Hey there! Very interesting article, thank you for your input! I found particularly interesting the part where you mentioned that certain...

Martin Valovič

Companies don’t have policies to disrupt traditional business models: Forrester’s McQuivey

Read more

I too am regularly surprised at how little care a large swathe of consumers take over the sharing and use of their personal data. As a m...

Catherine Stenson

Have customers really changed? - Marketing edge - CMO Australia

Read more

The biggest concern is the lack of awareness among marketers and the most important thing is the transparency and consent.

Joe Hawks

Data privacy 2021: What should be front and centre for the CMO right now

Read more

Thanks for giving these awesome suggestions. It's very in-depth and informative!sell property online

Joe Hawks

The new rules of Millennial marketing in 2021

Read more

In these tough times finding an earning opportunity that can be weaved into your lifestyle is hard. Doordash fits the bill nicely until y...

Fred Lawrence

DoorDash launches in Australia

Read more

Blog Posts

Highlights of 2020 deliver necessity for Circular Economies

The lessons emerging from a year like 2020 are what make the highlights, not necessarily what we gained. One of these is renewed emphasis on sustainability, and by this, I mean complete circular sustainability.

Katja Forbes

Managing director of Designit, Australia and New Zealand

Have customers really changed?

The past 12 months have been a confronting time for marketers, with each week seemingly bringing a new challenge. Some of the more notable impacts have been customer-centric, driven by shifting priorities, new consumption habits and expectation transfer.

Emilie Tan

Marketing strategist, Alpha Digital

Cultivating engaging content in Account-based Marketing (ABM)

ABM has been the buzzword in digital marketing for a while now, but I feel many companies are yet to really harness its power. The most important elements of ABM are to: Identify the right accounts; listen to these tracked accounts; and hyper-personalise your content to these accounts to truly engage them. It’s this third step where most companies struggle.

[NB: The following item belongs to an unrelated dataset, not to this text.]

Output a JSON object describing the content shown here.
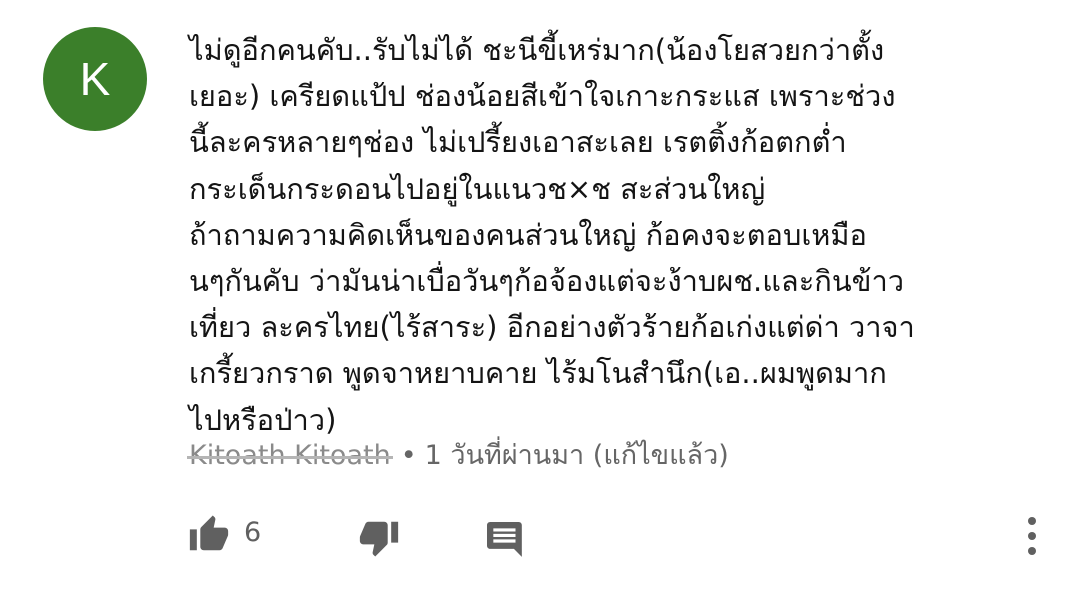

Joana Inch

Co-founder and head of digital, Hat Media Australia

Sign in